Syracuse University researcher receives major American Cancer Society grant for leukemia researchApril 27, 2009Judy Holmesjlholmes@syr.edu
Michael Cosgrove, assistant professor of biology in Syracuse University’s College of Arts and Sciences, has received a $720,000 Research Scholar Grant from the American Cancer Society. The grant will enable Cosgrove to further his work in leukemia research.
Cosgrove studies the biochemical structure of proteins in cells. His leukemia research focuses on one of the proteins that regulates the way DNA is packaged when white blood cells are formed. The protein is called the Mixed Lineage Leukemia (MLL) protein. In normal cells, the MLL protein, which contains 3,969 amino acids, combines with three other proteins to create a molecular switch that controls the DNA packaging events required for the formation of white blood cells. In some types of leukemia, the MLL switch is broken, which prevents white blood cells from maturing properly. The result is a dangerous proliferation of immature white blood cells, which can lead to leukemia.

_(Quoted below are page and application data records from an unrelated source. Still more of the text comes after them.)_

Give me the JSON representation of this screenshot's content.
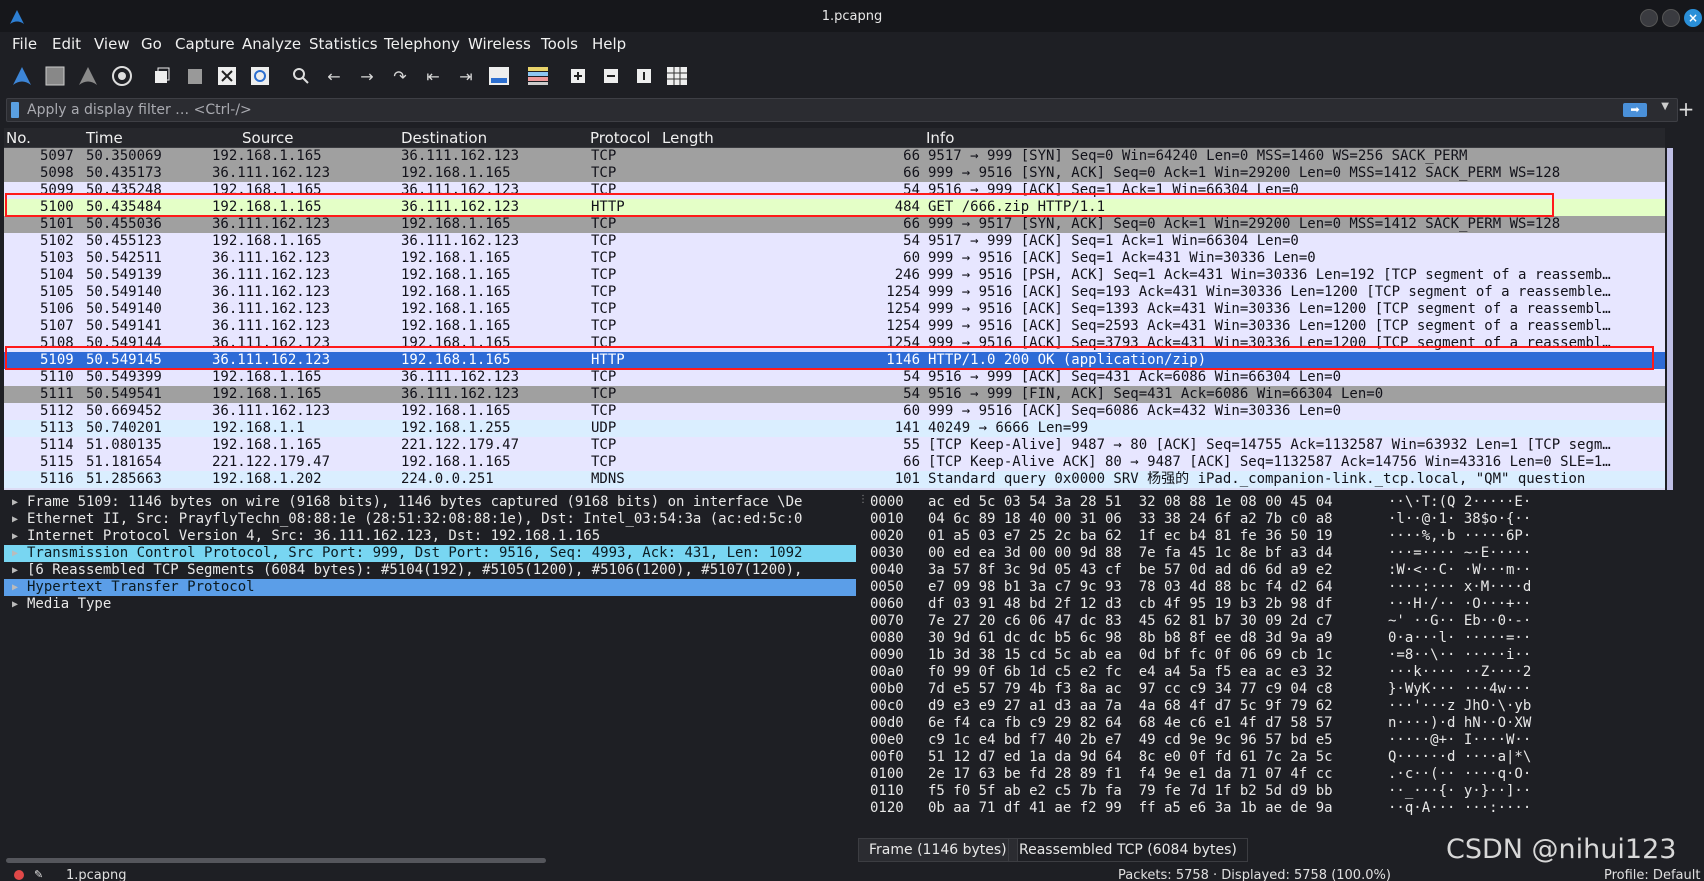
{
  "window": {
    "title": "1.pcapng"
  },
  "menu": [
    "File",
    "Edit",
    "View",
    "Go",
    "Capture",
    "Analyze",
    "Statistics",
    "Telephony",
    "Wireless",
    "Tools",
    "Help"
  ],
  "filter": {
    "placeholder": "Apply a display filter … <Ctrl-/>"
  },
  "columns": {
    "no": "No.",
    "time": "Time",
    "source": "Source",
    "destination": "Destination",
    "protocol": "Protocol",
    "length": "Length",
    "info": "Info"
  },
  "packets": [
    {
      "no": "5097",
      "time": "50.350069",
      "src": "192.168.1.165",
      "dst": "36.111.162.123",
      "proto": "TCP",
      "len": "66",
      "info": "9517 → 999 [SYN] Seq=0 Win=64240 Len=0 MSS=1460 WS=256 SACK_PERM",
      "style": "tcpgray"
    },
    {
      "no": "5098",
      "time": "50.435173",
      "src": "36.111.162.123",
      "dst": "192.168.1.165",
      "proto": "TCP",
      "len": "66",
      "info": "999 → 9516 [SYN, ACK] Seq=0 Ack=1 Win=29200 Len=0 MSS=1412 SACK_PERM WS=128",
      "style": "tcpgray"
    },
    {
      "no": "5099",
      "time": "50.435248",
      "src": "192.168.1.165",
      "dst": "36.111.162.123",
      "proto": "TCP",
      "len": "54",
      "info": "9516 → 999 [ACK] Seq=1 Ack=1 Win=66304 Len=0",
      "style": "tcp"
    },
    {
      "no": "5100",
      "time": "50.435484",
      "src": "192.168.1.165",
      "dst": "36.111.162.123",
      "proto": "HTTP",
      "len": "484",
      "info": "GET /666.zip HTTP/1.1",
      "style": "http"
    },
    {
      "no": "5101",
      "time": "50.455036",
      "src": "36.111.162.123",
      "dst": "192.168.1.165",
      "proto": "TCP",
      "len": "66",
      "info": "999 → 9517 [SYN, ACK] Seq=0 Ack=1 Win=29200 Len=0 MSS=1412 SACK_PERM WS=128",
      "style": "tcpgray"
    },
    {
      "no": "5102",
      "time": "50.455123",
      "src": "192.168.1.165",
      "dst": "36.111.162.123",
      "proto": "TCP",
      "len": "54",
      "info": "9517 → 999 [ACK] Seq=1 Ack=1 Win=66304 Len=0",
      "style": "tcp"
    },
    {
      "no": "5103",
      "time": "50.542511",
      "src": "36.111.162.123",
      "dst": "192.168.1.165",
      "proto": "TCP",
      "len": "60",
      "info": "999 → 9516 [ACK] Seq=1 Ack=431 Win=30336 Len=0",
      "style": "tcp"
    },
    {
      "no": "5104",
      "time": "50.549139",
      "src": "36.111.162.123",
      "dst": "192.168.1.165",
      "proto": "TCP",
      "len": "246",
      "info": "999 → 9516 [PSH, ACK] Seq=1 Ack=431 Win=30336 Len=192 [TCP segment of a reassemb…",
      "style": "tcp"
    },
    {
      "no": "5105",
      "time": "50.549140",
      "src": "36.111.162.123",
      "dst": "192.168.1.165",
      "proto": "TCP",
      "len": "1254",
      "info": "999 → 9516 [ACK] Seq=193 Ack=431 Win=30336 Len=1200 [TCP segment of a reassemble…",
      "style": "tcp"
    },
    {
      "no": "5106",
      "time": "50.549140",
      "src": "36.111.162.123",
      "dst": "192.168.1.165",
      "proto": "TCP",
      "len": "1254",
      "info": "999 → 9516 [ACK] Seq=1393 Ack=431 Win=30336 Len=1200 [TCP segment of a reassembl…",
      "style": "tcp"
    },
    {
      "no": "5107",
      "time": "50.549141",
      "src": "36.111.162.123",
      "dst": "192.168.1.165",
      "proto": "TCP",
      "len": "1254",
      "info": "999 → 9516 [ACK] Seq=2593 Ack=431 Win=30336 Len=1200 [TCP segment of a reassembl…",
      "style": "tcp"
    },
    {
      "no": "5108",
      "time": "50.549144",
      "src": "36.111.162.123",
      "dst": "192.168.1.165",
      "proto": "TCP",
      "len": "1254",
      "info": "999 → 9516 [ACK] Seq=3793 Ack=431 Win=30336 Len=1200 [TCP segment of a reassembl…",
      "style": "tcp"
    },
    {
      "no": "5109",
      "time": "50.549145",
      "src": "36.111.162.123",
      "dst": "192.168.1.165",
      "proto": "HTTP",
      "len": "1146",
      "info": "HTTP/1.0 200 OK  (application/zip)",
      "style": "sel"
    },
    {
      "no": "5110",
      "time": "50.549399",
      "src": "192.168.1.165",
      "dst": "36.111.162.123",
      "proto": "TCP",
      "len": "54",
      "info": "9516 → 999 [ACK] Seq=431 Ack=6086 Win=66304 Len=0",
      "style": "tcp"
    },
    {
      "no": "5111",
      "time": "50.549541",
      "src": "192.168.1.165",
      "dst": "36.111.162.123",
      "proto": "TCP",
      "len": "54",
      "info": "9516 → 999 [FIN, ACK] Seq=431 Ack=6086 Win=66304 Len=0",
      "style": "tcpgray"
    },
    {
      "no": "5112",
      "time": "50.669452",
      "src": "36.111.162.123",
      "dst": "192.168.1.165",
      "proto": "TCP",
      "len": "60",
      "info": "999 → 9516 [ACK] Seq=6086 Ack=432 Win=30336 Len=0",
      "style": "tcp"
    },
    {
      "no": "5113",
      "time": "50.740201",
      "src": "192.168.1.1",
      "dst": "192.168.1.255",
      "proto": "UDP",
      "len": "141",
      "info": "40249 → 6666 Len=99",
      "style": "udp"
    },
    {
      "no": "5114",
      "time": "51.080135",
      "src": "192.168.1.165",
      "dst": "221.122.179.47",
      "proto": "TCP",
      "len": "55",
      "info": "[TCP Keep-Alive] 9487 → 80 [ACK] Seq=14755 Ack=1132587 Win=63932 Len=1 [TCP segm…",
      "style": "tcp"
    },
    {
      "no": "5115",
      "time": "51.181654",
      "src": "221.122.179.47",
      "dst": "192.168.1.165",
      "proto": "TCP",
      "len": "66",
      "info": "[TCP Keep-Alive ACK] 80 → 9487 [ACK] Seq=1132587 Ack=14756 Win=43316 Len=0 SLE=1…",
      "style": "tcp"
    },
    {
      "no": "5116",
      "time": "51.285663",
      "src": "192.168.1.202",
      "dst": "224.0.0.251",
      "proto": "MDNS",
      "len": "101",
      "info": "Standard query 0x0000 SRV 杨强的 iPad._companion-link._tcp.local, \"QM\" question",
      "style": "mdns"
    }
  ],
  "details": [
    {
      "text": "Frame 5109: 1146 bytes on wire (9168 bits), 1146 bytes captured (9168 bits) on interface \\De",
      "style": ""
    },
    {
      "text": "Ethernet II, Src: PrayflyTechn_08:88:1e (28:51:32:08:88:1e), Dst: Intel_03:54:3a (ac:ed:5c:0",
      "style": ""
    },
    {
      "text": "Internet Protocol Version 4, Src: 36.111.162.123, Dst: 192.168.1.165",
      "style": ""
    },
    {
      "text": "Transmission Control Protocol, Src Port: 999, Dst Port: 9516, Seq: 4993, Ack: 431, Len: 1092",
      "style": "hl1"
    },
    {
      "text": "[6 Reassembled TCP Segments (6084 bytes): #5104(192), #5105(1200), #5106(1200), #5107(1200),",
      "style": ""
    },
    {
      "text": "Hypertext Transfer Protocol",
      "style": "hl2"
    },
    {
      "text": "Media Type",
      "style": ""
    }
  ],
  "hex": [
    {
      "off": "0000",
      "bytes": "ac ed 5c 03 54 3a 28 51  32 08 88 1e 08 00 45 04",
      "ascii": "··\\·T:(Q 2·····E·"
    },
    {
      "off": "0010",
      "bytes": "04 6c 89 18 40 00 31 06  33 38 24 6f a2 7b c0 a8",
      "ascii": "·l··@·1· 38$o·{··"
    },
    {
      "off": "0020",
      "bytes": "01 a5 03 e7 25 2c ba 62  1f ec b4 81 fe 36 50 19",
      "ascii": "····%,·b ·····6P·"
    },
    {
      "off": "0030",
      "bytes": "00 ed ea 3d 00 00 9d 88  7e fa 45 1c 8e bf a3 d4",
      "ascii": "···=···· ~·E·····"
    },
    {
      "off": "0040",
      "bytes": "3a 57 8f 3c 9d 05 43 cf  be 57 0d ad d6 6d a9 e2",
      "ascii": ":W·<··C· ·W···m··"
    },
    {
      "off": "0050",
      "bytes": "e7 09 98 b1 3a c7 9c 93  78 03 4d 88 bc f4 d2 64",
      "ascii": "····:··· x·M····d"
    },
    {
      "off": "0060",
      "bytes": "df 03 91 48 bd 2f 12 d3  cb 4f 95 19 b3 2b 98 df",
      "ascii": "···H·/·· ·O···+··"
    },
    {
      "off": "0070",
      "bytes": "7e 27 20 c6 06 47 dc 83  45 62 81 b7 30 09 2d c7",
      "ascii": "~' ··G·· Eb··0·-·"
    },
    {
      "off": "0080",
      "bytes": "30 9d 61 dc dc b5 6c 98  8b b8 8f ee d8 3d 9a a9",
      "ascii": "0·a···l· ·····=··"
    },
    {
      "off": "0090",
      "bytes": "1b 3d 38 15 cd 5c ab ea  0d bf fc 0f 06 69 cb 1c",
      "ascii": "·=8··\\·· ·····i··"
    },
    {
      "off": "00a0",
      "bytes": "f0 99 0f 6b 1d c5 e2 fc  e4 a4 5a f5 ea ac e3 32",
      "ascii": "···k···· ··Z····2"
    },
    {
      "off": "00b0",
      "bytes": "7d e5 57 79 4b f3 8a ac  97 cc c9 34 77 c9 04 c8",
      "ascii": "}·WyK··· ···4w···"
    },
    {
      "off": "00c0",
      "bytes": "d9 e3 e9 27 a1 d3 aa 7a  4a 68 4f d7 5c 9f 79 62",
      "ascii": "···'···z JhO·\\·yb"
    },
    {
      "off": "00d0",
      "bytes": "6e f4 ca fb c9 29 82 64  68 4e c6 e1 4f d7 58 57",
      "ascii": "n····)·d hN··O·XW"
    },
    {
      "off": "00e0",
      "bytes": "c9 1c e4 bd f7 40 2b e7  49 cd 9e 9c 96 57 bd e5",
      "ascii": "·····@+· I····W··"
    },
    {
      "off": "00f0",
      "bytes": "51 12 d7 ed 1a da 9d 64  8c e0 0f fd 61 7c 2a 5c",
      "ascii": "Q······d ····a|*\\"
    },
    {
      "off": "0100",
      "bytes": "2e 17 63 be fd 28 89 f1  f4 9e e1 da 71 07 4f cc",
      "ascii": ".·c··(·· ····q·O·"
    },
    {
      "off": "0110",
      "bytes": "f5 f0 5f ab e2 c5 7b fa  79 fe 7d 1f b2 5d d9 bb",
      "ascii": "··_···{· y·}··]··"
    },
    {
      "off": "0120",
      "bytes": "0b aa 71 df 41 ae f2 99  ff a5 e6 3a 1b ae de 9a",
      "ascii": "··q·A··· ···:····"
    }
  ],
  "hex_tabs": [
    "Frame (1146 bytes)",
    "Reassembled TCP (6084 bytes)"
  ],
  "watermark": "CSDN @nihui123",
  "status": {
    "file": "1.pcapng",
    "packets": "Packets: 5758 · Displayed: 5758 (100.0%)",
    "profile": "Profile: Default"
  }
}
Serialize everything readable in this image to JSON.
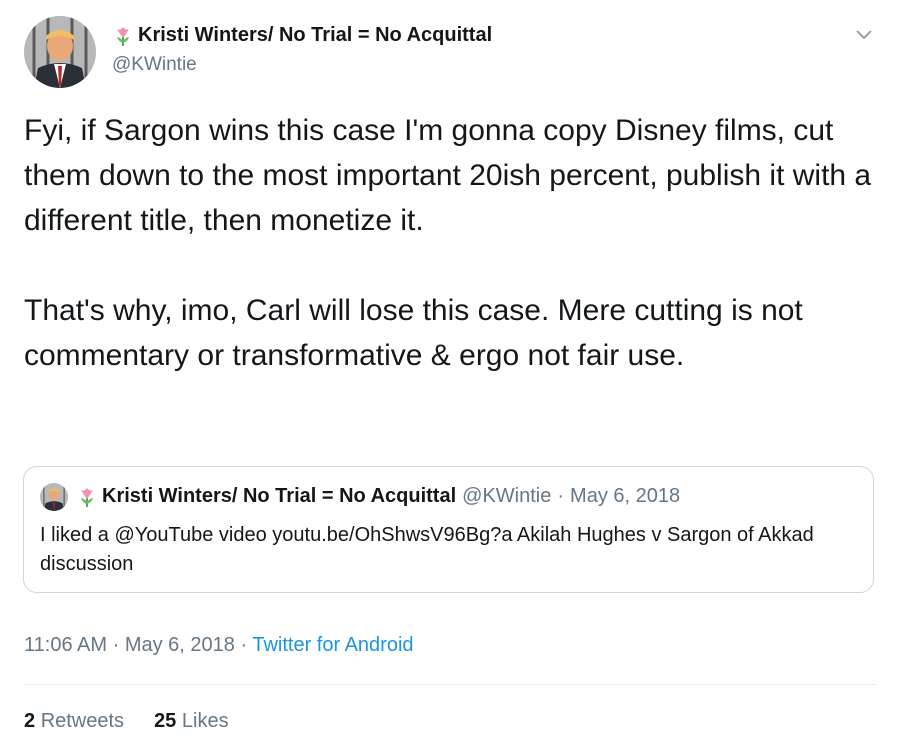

“It is believed that leukemia develops when this switch works too fast or too slow,” Cosgrove says. “The goal of our research is to understand how this MLL switch works and to use the information to find new medicines that will fix broken switches that cause normal cells to transform into leukemia cells.”
Cosgrove earned a Ph.D. at Syracuse University and was a postdoctoral researcher at the Johns Hopkins School of Medicine and Cornell University. His research has also received funding from the Leukemia Research Foundation, the Basil O’Conner Award from the March of Dimes Foundation and a start-up grant from SU’s College of Arts and Sciences. Further information about his research is available on the Web at http://biology.syr.edu/cosgrove/index.html.